“Today VKontakte was transferred under the full control of Igor Sechin and Alisher Usmanov,” Durov said, referring to a recent rift the company had with authorities.

Durov's dismissal follows a series of events associated with a number of alleged speculations about him leaving his post.

The 29-year-old entrepreneur announced earlier this month that he had withdrawn his resignation as the company’s CEO, after initially stating that he was leaving on April 1. Posting his resignation on April Fool's Day was a hint that it wasn’t final, Durov said.

“Since it came to my knowledge that my resignation at this moment can create unnecessary risks for our company, I intend to remain and serve as the CEO,” Durov wrote in a letter to the board, as quoted by Forbes. In his April Fool's Day resignation message, Durov said he was leaving, as it was becoming increasingly difficult “to defend those principles which were once part of the basis of our social network.”

The company's executive director, Dmitry Sergeyev, said in a Monday statement that despite Durov's claims, the entrepreneur did not formally withdraw his resignation. “Despite the comments that followed and the discussions...unfortunately it was not withdrawn,” Sergeyev said, as quoted by Vedomosti.

In January, Pavel Durov sold his 12 percent stake in the social network.

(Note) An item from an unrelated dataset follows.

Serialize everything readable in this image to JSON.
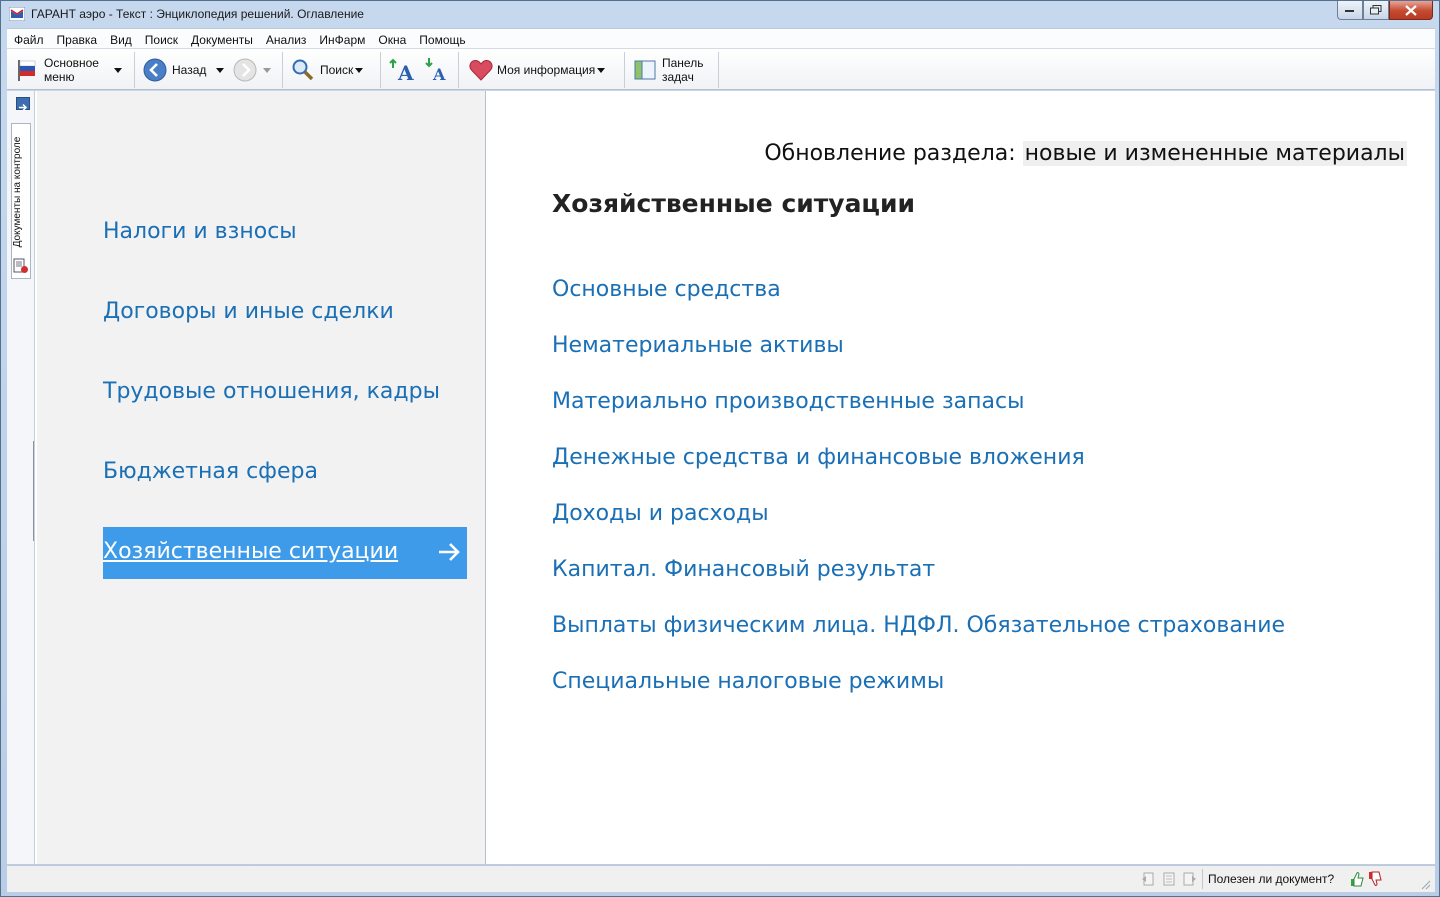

This sparked rumors that he was planning to leave his post as chief executive. Earlier this month, Durov claimed he was forced to sell his shares back in January following a rift with the Russian Security Service.

Vkontakte logo and home page. (RIA Novosti/Vladimir Trefilov)

Recently, Durov made waves by publicly refusing to share personal data of VKontakte users with the Russian Security Service, in particular details of people involved in organizing the Ukrainian protest movement that led to a coup in February.

“Our response has been and remains a categorical refusal – Russian jurisdiction does not extend to Ukrainian users of VKontakte,” Durov wrote at the time. “Giving personal details of Ukrainians to Russian authorities would not only be against the law, but also a betrayal of all those millions of people in Ukraine who have trusted us.”

Durov founded VKontakte in 2006 with an interface similar to Facebook. It became Russia’s leading social network and now has over 61 million active users in Russia and over 100 million worldwide. It is ahead of its rival, Odnoklassniki, which has 54 million Russian users, according to researcher ComScore. Facebook has 13 million users in Russia.

The social network became hugely popular among Russian speakers for its virtually unlimited access to videos and music freely uploaded by other users, which often infringes on international copyrights.

Durov is an enigmatic figure and a successful entrepreneur who has largely managed to stay away from the public eye, despite occasional gestures such as throwing paper airplanes made of money out the window of the VKontakte offices in St Petersburg. Last year, he was accused of running over a policeman and even had his home and office searched.

VKontakte is now controlled by billionaire Alisher Usmanov's Mail Group, which holds 52 percent of the company shares. The remaining 48 percent is controlled by investment group United Capital Partners.